Musical Score By: Paul Cantelon
Distributed by: Lakeshore Records
Reviewed by Melissa Minners
Based on the real-life Victorian era scandal, Effie Gray is about a love triangle involving art critic John Ruskin (Greg Wise), his wife Effie Gray (Dakota Fanning) and artists John Everett Millais (Tom Sturridge). Trapped in a loveless marriage, treated as a possession without a mind of her own, Effie struggles to be free of the prison she has created for herself and be more than what society has decided women are supposed to be.

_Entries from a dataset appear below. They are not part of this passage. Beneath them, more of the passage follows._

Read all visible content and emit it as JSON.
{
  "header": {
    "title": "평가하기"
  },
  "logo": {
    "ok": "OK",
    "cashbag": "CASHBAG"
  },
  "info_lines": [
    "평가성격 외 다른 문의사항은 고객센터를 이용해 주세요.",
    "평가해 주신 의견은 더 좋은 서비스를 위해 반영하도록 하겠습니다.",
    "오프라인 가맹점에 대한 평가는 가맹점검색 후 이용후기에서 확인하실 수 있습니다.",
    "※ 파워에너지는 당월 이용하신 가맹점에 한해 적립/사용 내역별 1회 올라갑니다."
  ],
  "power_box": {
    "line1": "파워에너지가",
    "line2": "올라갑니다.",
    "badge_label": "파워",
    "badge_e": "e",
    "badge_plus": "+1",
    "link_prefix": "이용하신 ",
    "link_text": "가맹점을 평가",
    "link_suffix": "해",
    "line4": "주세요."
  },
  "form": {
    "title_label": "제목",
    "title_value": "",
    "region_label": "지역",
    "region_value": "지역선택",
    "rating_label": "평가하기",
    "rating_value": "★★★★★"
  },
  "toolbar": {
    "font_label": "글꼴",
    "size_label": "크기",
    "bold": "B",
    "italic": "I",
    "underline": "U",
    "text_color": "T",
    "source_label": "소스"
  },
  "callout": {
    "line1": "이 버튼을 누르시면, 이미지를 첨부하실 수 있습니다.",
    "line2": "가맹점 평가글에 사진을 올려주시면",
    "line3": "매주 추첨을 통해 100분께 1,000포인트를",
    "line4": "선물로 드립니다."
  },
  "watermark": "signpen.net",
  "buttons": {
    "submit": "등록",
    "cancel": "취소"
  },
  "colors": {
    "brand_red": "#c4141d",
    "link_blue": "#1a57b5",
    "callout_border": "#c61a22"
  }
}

The musical score of Effie Gray was created by American composer Paul Cantelon. Beginning his musical career as a violinist and debuting at the age of thirteen, he became a concert pianist after studying under Vlado Perlemuter at the Paris Conservatory at the age of fifteen. Studying under Jakob Latiener at Juilliard and Dame Mary Berry at Trinity College, Paul Cantelon began touring in the Far East to promote his second solo album. By the early 1990s, he had formed the band Wild Colonials. Cantelon didnít begin composing music for film in earnest until 2005, beginning his film composing career with Everything Is Illuminated. Since then, he has created musical scores for Diving Bell and the Butterfly, The Other Boleym Girl, W., New York I Love You, Conviction and Fear of Falling.
The Effie Gray Soundtrack has a definite period piece feel, featuring a piano driven score with strings, woodwinds and sometimes guitars. Tracks like Venice, Vorrei Comprare Del Formaggio and Gondola feature a bit of exotic sound, sometimes in the form of a xylophone, sometimes as exotic strings and in one track, a tambourine is used. The entire score is an emotional affair, mostly somber as Effie feels increasingly unhappy and suppressed in her marriage. However, the last track, End Credits, features a much more upbeat style, with piano and guitar at the forefront, leading one to believe that perhaps Effie has found happiness after all.
I love piano-driven scores and Effie Gray is definitely an excellent example of how a good piano score can adequately project and enhance the dramatic emotions present throughout the film. Paul Cantelon has done an excellent job with the score of Effie Gray and this soundtrack is well-worth the listen.